It took a long moment, but Siran nodded and wrapped his arms around Tal's neck.
Tal blinked hard and returned the hug, then took a deep breath. It was time to be the big brother here. No more motherish panic attacks. He reached for his satchel and pulled the flap open. "I got something in the market for us." He reached into the bag and pulled the loaf into view.
Siran's grin was instantaneous. "You got food?"
Tal relaxed again and managed to return Siran's grin. "Yeah. I had a little help, but we won't go hungry tonight. Here..." He broke off a piece and offered it to Siran. "Chew it slowly. This will have to last us until I can get some more."
If his brother heard his warning, he showed few signs of it. Siran stuffed the morsel into his mouth all at once, and seemed to have no intention of chewing it.
Tal laughed. "Eacy there. Don't choke yourself."
Siran coughed and ducked his head a little, then made a more obvious effort to chew his food. All the same, it was barely five seconds before he swallowed.
Fair enough. Tal broke off a piece of the bread or himself and took a bite of it. The succulent, yeasty taste almost made him cry out with pleasure. He could see why Siran's self-control had gone out the window. But this had to last. He finished his piece and stuffed the rest of the loaf back into the satchel. "We'll have the rest at the house."
Siran's face fell. "But she'll take it."
"No, she won't. I'll hide it so that she won't ever find it." Tal offered a hand to Siran. "Trust me?"
A pair of wide eyes met his, then Siran nodded, smiled sheepishly, and slid his grimy hand into Tal's.

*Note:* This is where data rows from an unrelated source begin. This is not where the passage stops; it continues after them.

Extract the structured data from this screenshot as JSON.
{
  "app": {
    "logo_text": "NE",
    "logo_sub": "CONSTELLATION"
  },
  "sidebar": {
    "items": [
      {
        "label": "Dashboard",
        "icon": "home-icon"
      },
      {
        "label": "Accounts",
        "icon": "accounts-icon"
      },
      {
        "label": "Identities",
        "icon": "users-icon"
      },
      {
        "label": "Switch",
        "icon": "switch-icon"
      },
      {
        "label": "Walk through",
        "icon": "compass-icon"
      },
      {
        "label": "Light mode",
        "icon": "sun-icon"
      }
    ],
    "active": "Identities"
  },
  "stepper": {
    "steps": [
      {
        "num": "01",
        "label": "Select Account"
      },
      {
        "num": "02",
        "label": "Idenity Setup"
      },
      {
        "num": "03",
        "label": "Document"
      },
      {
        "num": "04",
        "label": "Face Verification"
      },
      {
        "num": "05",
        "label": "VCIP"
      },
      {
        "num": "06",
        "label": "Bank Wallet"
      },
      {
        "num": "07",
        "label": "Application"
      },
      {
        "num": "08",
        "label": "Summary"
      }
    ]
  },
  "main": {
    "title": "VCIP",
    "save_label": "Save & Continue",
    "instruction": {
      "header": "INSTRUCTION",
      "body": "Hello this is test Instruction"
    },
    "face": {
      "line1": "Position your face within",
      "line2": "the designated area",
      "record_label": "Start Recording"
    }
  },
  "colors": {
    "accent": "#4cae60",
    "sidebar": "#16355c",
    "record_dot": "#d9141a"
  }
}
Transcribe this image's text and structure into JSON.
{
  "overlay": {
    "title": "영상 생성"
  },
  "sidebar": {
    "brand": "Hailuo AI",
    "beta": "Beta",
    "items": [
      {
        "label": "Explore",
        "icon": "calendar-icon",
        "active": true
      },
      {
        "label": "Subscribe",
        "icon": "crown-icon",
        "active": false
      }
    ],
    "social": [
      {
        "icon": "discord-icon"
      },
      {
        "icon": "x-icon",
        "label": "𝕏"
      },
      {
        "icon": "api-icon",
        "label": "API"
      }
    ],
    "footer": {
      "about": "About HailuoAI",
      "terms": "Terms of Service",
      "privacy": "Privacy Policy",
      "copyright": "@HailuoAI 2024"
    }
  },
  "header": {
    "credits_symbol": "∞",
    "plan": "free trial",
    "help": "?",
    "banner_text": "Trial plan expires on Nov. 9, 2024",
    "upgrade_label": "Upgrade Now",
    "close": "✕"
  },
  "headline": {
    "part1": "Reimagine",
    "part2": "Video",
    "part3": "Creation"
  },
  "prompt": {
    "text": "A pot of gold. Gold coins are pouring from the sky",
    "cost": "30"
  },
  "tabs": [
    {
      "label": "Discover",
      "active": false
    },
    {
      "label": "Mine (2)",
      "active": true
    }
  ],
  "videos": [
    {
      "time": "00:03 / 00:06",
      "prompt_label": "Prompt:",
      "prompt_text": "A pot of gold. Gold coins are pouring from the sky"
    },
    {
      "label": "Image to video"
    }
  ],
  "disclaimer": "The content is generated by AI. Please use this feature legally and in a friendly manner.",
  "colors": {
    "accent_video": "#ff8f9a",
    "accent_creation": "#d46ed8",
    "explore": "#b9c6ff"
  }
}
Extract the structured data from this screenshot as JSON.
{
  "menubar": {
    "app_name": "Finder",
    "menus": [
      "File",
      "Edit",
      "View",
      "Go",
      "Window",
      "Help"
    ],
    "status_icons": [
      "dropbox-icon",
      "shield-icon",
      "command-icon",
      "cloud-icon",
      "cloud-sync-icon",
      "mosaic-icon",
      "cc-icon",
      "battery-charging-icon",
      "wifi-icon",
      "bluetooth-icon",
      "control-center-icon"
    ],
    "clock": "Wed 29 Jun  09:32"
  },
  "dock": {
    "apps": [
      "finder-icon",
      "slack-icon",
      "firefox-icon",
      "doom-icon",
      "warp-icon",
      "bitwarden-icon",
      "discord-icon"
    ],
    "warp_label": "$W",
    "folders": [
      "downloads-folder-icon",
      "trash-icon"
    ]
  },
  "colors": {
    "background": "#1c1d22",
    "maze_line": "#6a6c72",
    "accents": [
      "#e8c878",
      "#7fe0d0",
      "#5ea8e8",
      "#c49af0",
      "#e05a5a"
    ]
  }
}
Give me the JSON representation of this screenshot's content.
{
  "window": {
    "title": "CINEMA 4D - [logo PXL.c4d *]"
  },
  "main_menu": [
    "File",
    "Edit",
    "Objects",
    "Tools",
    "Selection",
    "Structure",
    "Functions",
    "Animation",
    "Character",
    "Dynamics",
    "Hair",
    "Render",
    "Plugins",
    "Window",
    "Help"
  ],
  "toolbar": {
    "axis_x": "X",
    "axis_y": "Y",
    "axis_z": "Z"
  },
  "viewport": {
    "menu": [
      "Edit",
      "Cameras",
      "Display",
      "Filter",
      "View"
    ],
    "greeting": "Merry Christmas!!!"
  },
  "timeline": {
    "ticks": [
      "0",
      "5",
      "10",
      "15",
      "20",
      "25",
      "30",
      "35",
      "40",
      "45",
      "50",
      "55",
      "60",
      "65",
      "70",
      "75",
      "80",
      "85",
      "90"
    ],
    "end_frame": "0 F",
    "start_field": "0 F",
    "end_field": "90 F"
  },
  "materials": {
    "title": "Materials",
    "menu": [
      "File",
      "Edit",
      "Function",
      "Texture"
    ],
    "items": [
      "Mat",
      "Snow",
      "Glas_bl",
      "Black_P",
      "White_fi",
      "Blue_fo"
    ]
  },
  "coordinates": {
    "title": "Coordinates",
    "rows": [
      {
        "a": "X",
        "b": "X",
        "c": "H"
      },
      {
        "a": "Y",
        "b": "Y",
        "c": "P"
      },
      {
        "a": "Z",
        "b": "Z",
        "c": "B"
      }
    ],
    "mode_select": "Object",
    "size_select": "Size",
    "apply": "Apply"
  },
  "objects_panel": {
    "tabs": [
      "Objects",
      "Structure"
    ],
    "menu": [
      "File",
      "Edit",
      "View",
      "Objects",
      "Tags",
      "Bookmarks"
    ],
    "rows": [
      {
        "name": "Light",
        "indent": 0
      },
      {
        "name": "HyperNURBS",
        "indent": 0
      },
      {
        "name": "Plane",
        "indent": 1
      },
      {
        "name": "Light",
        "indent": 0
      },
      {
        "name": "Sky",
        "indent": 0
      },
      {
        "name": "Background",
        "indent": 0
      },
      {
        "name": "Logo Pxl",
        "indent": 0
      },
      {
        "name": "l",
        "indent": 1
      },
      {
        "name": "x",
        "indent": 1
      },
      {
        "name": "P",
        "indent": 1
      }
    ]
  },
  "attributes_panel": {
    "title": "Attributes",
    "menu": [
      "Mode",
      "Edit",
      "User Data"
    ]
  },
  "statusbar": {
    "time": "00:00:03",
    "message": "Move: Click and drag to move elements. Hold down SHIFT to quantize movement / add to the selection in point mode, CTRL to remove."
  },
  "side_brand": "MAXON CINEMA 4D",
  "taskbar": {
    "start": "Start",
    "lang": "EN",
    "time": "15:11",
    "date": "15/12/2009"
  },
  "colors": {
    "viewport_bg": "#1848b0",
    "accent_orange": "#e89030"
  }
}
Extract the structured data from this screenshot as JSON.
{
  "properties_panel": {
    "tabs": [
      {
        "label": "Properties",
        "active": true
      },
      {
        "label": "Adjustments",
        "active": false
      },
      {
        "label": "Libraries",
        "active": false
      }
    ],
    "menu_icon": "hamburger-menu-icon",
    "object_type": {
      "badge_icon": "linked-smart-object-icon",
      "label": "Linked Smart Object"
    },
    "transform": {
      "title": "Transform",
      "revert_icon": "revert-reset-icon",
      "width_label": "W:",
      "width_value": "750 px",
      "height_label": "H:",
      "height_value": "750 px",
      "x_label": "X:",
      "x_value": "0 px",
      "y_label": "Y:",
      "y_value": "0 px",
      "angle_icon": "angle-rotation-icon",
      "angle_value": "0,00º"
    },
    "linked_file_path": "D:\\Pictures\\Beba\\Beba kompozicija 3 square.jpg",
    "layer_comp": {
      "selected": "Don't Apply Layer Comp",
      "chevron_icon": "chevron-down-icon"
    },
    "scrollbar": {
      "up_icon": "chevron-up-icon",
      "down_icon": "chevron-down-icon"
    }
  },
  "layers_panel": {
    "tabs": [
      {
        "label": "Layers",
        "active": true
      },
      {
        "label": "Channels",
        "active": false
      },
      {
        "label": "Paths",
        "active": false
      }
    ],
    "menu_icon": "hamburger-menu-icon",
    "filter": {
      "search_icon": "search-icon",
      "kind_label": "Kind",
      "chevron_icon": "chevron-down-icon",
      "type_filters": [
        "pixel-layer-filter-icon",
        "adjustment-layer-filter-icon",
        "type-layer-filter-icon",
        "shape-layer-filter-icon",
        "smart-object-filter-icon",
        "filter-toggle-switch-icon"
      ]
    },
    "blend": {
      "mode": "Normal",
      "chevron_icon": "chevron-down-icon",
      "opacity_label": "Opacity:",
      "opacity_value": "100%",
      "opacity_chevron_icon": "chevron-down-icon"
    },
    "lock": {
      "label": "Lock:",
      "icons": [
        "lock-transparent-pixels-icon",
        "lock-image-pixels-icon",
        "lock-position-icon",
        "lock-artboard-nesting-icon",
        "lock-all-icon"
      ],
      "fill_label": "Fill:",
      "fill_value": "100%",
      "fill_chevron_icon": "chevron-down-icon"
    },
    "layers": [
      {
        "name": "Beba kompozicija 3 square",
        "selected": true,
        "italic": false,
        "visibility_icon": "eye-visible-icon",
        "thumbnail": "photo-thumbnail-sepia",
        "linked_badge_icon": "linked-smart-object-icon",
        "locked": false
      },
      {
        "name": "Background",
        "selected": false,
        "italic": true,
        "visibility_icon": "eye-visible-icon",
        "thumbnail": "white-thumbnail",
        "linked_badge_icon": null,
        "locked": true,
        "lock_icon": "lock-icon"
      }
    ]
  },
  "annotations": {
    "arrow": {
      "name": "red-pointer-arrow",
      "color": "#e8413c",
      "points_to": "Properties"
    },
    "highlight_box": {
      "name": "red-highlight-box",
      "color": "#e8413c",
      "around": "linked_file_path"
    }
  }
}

Tal squeezed his hand and led the way back down the hill. Siran's feet slipped enough times that, by the time they reached the bottom of the hill and approached the animal they'd ridden into the city, Tal had hoisted his brother onto his back and had a pair of arms wrapped tightly about his neck. It was all he could do to hold them far enough out to avoid choking. He helped Siran mount and began to fasten their satchel to the saddle. Something bumped his rear, and he swatted without looking. "Settle down, horse."
The black gelding, Taryk, nickered and nipped again. Siran giggled. Tal grimaced and ignored the animal until he had the bag secure. Taryk bumped him with his nose, and Tal sighed and rubbed it. "You're a real chore, aren't you?"
This must have been enough, for a moment later, Taryk bobbed his head and began to graze again.
"Oh, no, you don't. You'll eat at home just like us." Tal swung into the saddle and helped Siran center himself on the saddle. "Ready?"
"Oh, no, you don't. You'll eat at home just like us." Tal swung into the saddle and helped Siran center himself on the saddle. "Ready?"
"Can we make him gallop today?"
If this nag galloped, he'd fall apart halfway home. "We'll see. Just hang tight, all right? We'll be home soon."
Siran nodded and took hold of the saddle horn. Taryk seemed none too pleased, but ceased his grazing, and when Tal picked up the reins and kicked, the animal tossed his head slightly and began the eternal ride towards home.
Copyright (c) 2015 by C. F. Barrows